*Component data from apps and pages*
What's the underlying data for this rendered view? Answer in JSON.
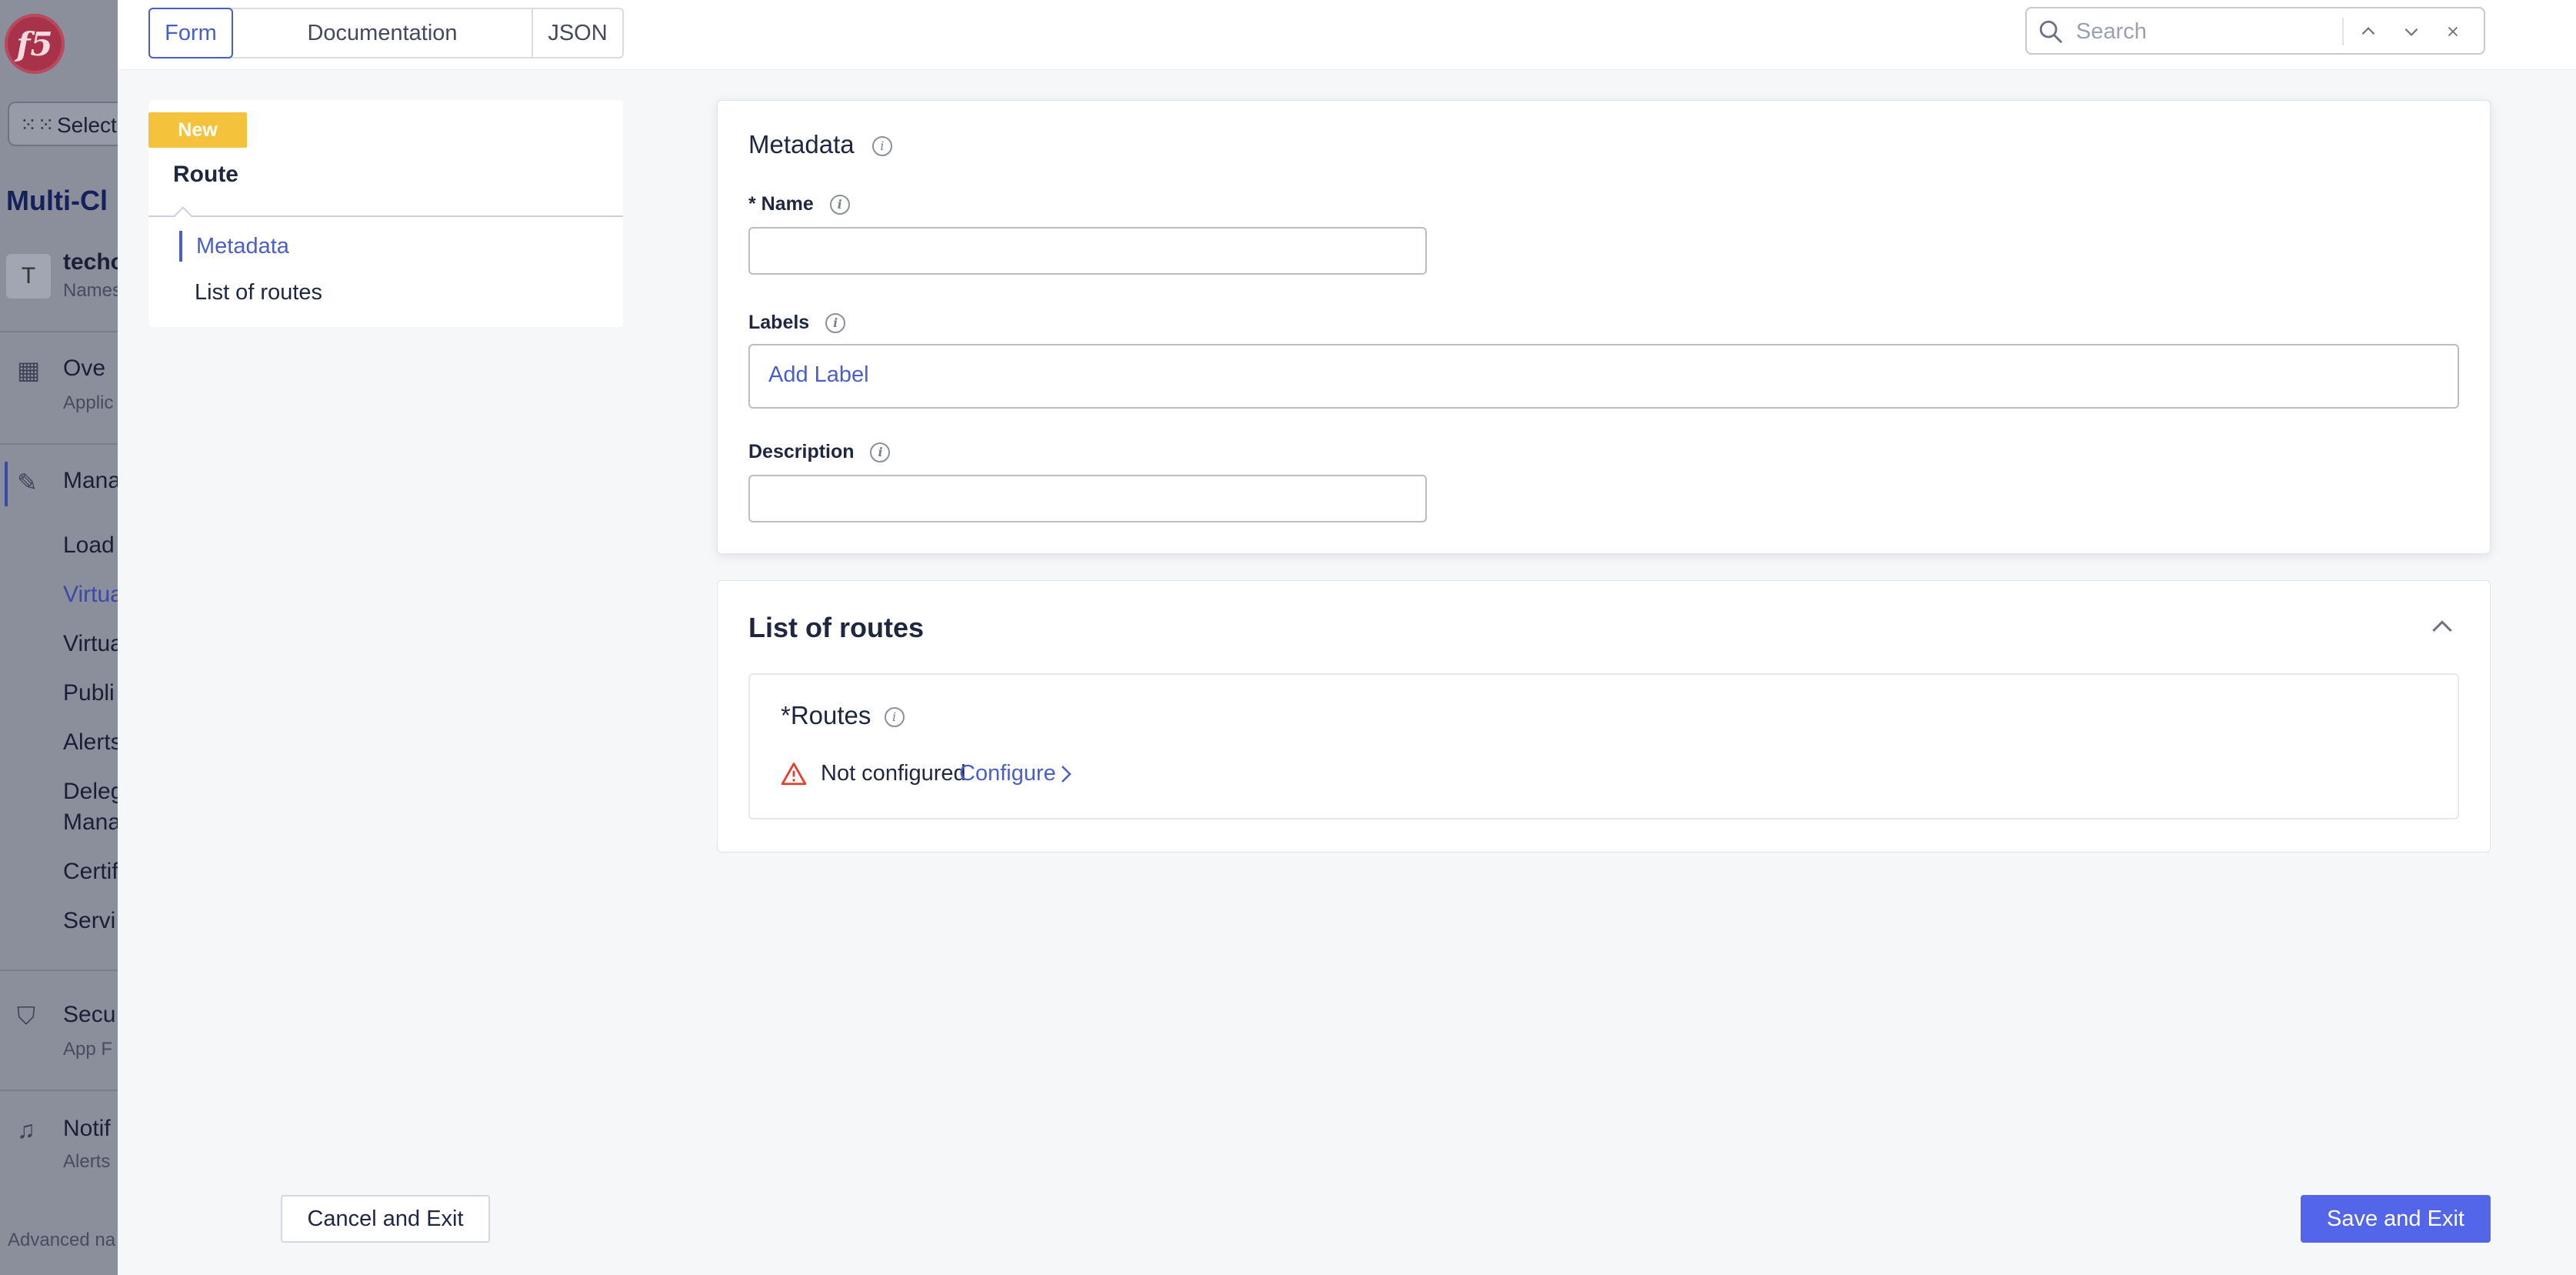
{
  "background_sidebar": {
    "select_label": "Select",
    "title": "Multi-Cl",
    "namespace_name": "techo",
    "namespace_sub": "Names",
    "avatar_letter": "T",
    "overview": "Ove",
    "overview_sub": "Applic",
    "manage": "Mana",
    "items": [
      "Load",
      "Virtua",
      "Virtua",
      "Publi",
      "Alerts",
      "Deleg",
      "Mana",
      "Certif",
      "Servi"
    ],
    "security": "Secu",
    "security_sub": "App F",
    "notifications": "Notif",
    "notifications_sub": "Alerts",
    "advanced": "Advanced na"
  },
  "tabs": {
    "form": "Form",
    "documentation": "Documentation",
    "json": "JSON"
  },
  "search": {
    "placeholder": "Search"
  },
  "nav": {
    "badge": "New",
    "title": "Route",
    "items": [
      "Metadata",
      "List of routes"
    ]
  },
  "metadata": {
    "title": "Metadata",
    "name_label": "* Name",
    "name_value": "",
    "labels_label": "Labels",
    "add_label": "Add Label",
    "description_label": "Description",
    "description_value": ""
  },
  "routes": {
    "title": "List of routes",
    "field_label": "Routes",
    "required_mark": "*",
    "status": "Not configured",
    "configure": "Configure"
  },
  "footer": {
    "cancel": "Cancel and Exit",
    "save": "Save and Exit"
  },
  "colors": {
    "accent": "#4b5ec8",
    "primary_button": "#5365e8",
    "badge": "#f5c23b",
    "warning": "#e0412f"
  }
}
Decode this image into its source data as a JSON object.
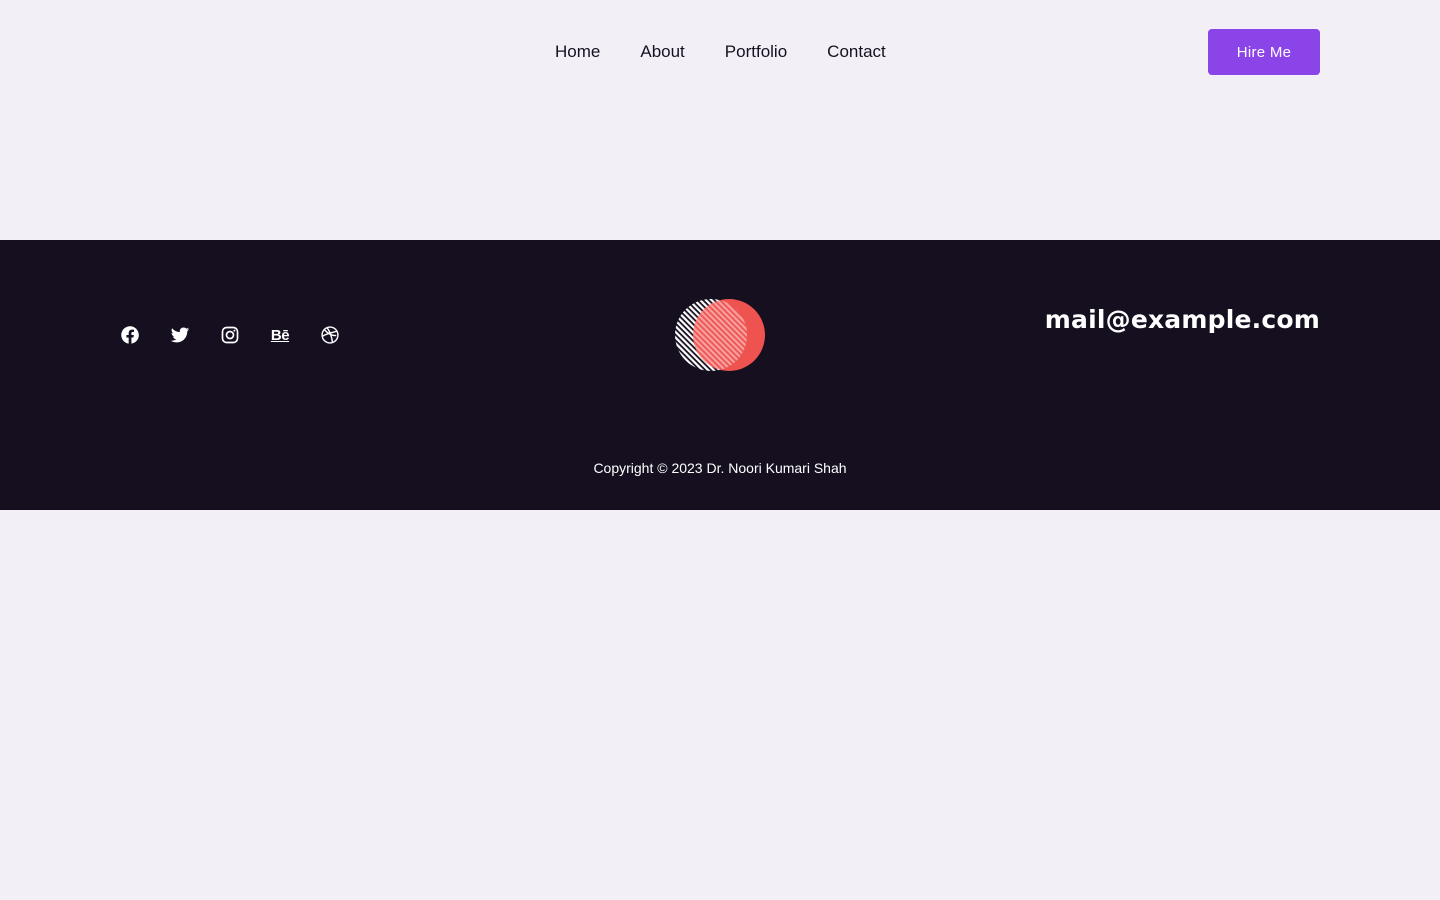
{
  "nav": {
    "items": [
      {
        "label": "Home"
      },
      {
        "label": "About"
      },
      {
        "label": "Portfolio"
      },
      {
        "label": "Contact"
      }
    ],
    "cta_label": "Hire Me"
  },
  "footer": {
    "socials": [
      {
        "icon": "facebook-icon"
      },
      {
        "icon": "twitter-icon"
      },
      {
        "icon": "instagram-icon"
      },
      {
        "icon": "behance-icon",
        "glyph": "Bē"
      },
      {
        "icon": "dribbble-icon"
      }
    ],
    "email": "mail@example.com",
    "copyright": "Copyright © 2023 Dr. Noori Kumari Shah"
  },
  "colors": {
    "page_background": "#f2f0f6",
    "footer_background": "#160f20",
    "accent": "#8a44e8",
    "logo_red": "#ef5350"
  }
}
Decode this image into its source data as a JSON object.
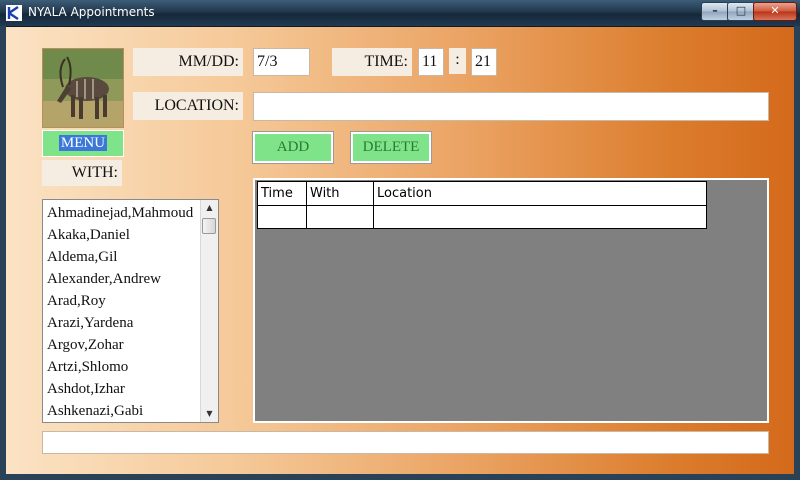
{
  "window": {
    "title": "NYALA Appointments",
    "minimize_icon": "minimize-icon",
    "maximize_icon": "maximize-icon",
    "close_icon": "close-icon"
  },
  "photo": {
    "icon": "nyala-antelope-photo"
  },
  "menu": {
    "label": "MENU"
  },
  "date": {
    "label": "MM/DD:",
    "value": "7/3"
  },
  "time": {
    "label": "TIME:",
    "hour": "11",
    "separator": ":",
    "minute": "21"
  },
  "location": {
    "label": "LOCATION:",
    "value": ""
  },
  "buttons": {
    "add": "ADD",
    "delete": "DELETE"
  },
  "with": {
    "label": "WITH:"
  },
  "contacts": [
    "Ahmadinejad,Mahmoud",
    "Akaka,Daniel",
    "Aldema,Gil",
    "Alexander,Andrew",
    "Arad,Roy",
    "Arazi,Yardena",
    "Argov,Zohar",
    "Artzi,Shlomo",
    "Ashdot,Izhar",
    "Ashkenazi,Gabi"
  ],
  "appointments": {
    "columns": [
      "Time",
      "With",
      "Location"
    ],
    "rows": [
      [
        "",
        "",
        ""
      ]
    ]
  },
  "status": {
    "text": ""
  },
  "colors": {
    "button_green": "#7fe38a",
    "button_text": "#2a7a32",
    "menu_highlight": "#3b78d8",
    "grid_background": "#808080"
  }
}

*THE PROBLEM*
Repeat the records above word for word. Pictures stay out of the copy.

*RESULT FOR THIS TASK*
What's the underlying data for this rendered view? Answer in JSON.
{
  "background_sidebar": {
    "select_label": "Select",
    "title": "Multi-Cl",
    "namespace_name": "techo",
    "namespace_sub": "Names",
    "avatar_letter": "T",
    "overview": "Ove",
    "overview_sub": "Applic",
    "manage": "Mana",
    "items": [
      "Load",
      "Virtua",
      "Virtua",
      "Publi",
      "Alerts",
      "Deleg",
      "Mana",
      "Certif",
      "Servi"
    ],
    "security": "Secu",
    "security_sub": "App F",
    "notifications": "Notif",
    "notifications_sub": "Alerts",
    "advanced": "Advanced na"
  },
  "tabs": {
    "form": "Form",
    "documentation": "Documentation",
    "json": "JSON"
  },
  "search": {
    "placeholder": "Search"
  },
  "nav": {
    "badge": "New",
    "title": "Route",
    "items": [
      "Metadata",
      "List of routes"
    ]
  },
  "metadata": {
    "title": "Metadata",
    "name_label": "* Name",
    "name_value": "",
    "labels_label": "Labels",
    "add_label": "Add Label",
    "description_label": "Description",
    "description_value": ""
  },
  "routes": {
    "title": "List of routes",
    "field_label": "Routes",
    "required_mark": "*",
    "status": "Not configured",
    "configure": "Configure"
  },
  "footer": {
    "cancel": "Cancel and Exit",
    "save": "Save and Exit"
  },
  "colors": {
    "accent": "#4b5ec8",
    "primary_button": "#5365e8",
    "badge": "#f5c23b",
    "warning": "#e0412f"
  }
}
Decode this image into its source data as a JSON object.
{
  "nav": {
    "items": [
      {
        "label": "Home"
      },
      {
        "label": "About"
      },
      {
        "label": "Portfolio"
      },
      {
        "label": "Contact"
      }
    ],
    "cta_label": "Hire Me"
  },
  "footer": {
    "socials": [
      {
        "icon": "facebook-icon"
      },
      {
        "icon": "twitter-icon"
      },
      {
        "icon": "instagram-icon"
      },
      {
        "icon": "behance-icon",
        "glyph": "Bē"
      },
      {
        "icon": "dribbble-icon"
      }
    ],
    "email": "mail@example.com",
    "copyright": "Copyright © 2023 Dr. Noori Kumari Shah"
  },
  "colors": {
    "page_background": "#f2f0f6",
    "footer_background": "#160f20",
    "accent": "#8a44e8",
    "logo_red": "#ef5350"
  }
}
Decode this image into its source data as a JSON object.
{
  "window": {
    "title": "NYALA Appointments",
    "minimize_icon": "minimize-icon",
    "maximize_icon": "maximize-icon",
    "close_icon": "close-icon"
  },
  "photo": {
    "icon": "nyala-antelope-photo"
  },
  "menu": {
    "label": "MENU"
  },
  "date": {
    "label": "MM/DD:",
    "value": "7/3"
  },
  "time": {
    "label": "TIME:",
    "hour": "11",
    "separator": ":",
    "minute": "21"
  },
  "location": {
    "label": "LOCATION:",
    "value": ""
  },
  "buttons": {
    "add": "ADD",
    "delete": "DELETE"
  },
  "with": {
    "label": "WITH:"
  },
  "contacts": [
    "Ahmadinejad,Mahmoud",
    "Akaka,Daniel",
    "Aldema,Gil",
    "Alexander,Andrew",
    "Arad,Roy",
    "Arazi,Yardena",
    "Argov,Zohar",
    "Artzi,Shlomo",
    "Ashdot,Izhar",
    "Ashkenazi,Gabi"
  ],
  "appointments": {
    "columns": [
      "Time",
      "With",
      "Location"
    ],
    "rows": [
      [
        "",
        "",
        ""
      ]
    ]
  },
  "status": {
    "text": ""
  },
  "colors": {
    "button_green": "#7fe38a",
    "button_text": "#2a7a32",
    "menu_highlight": "#3b78d8",
    "grid_background": "#808080"
  }
}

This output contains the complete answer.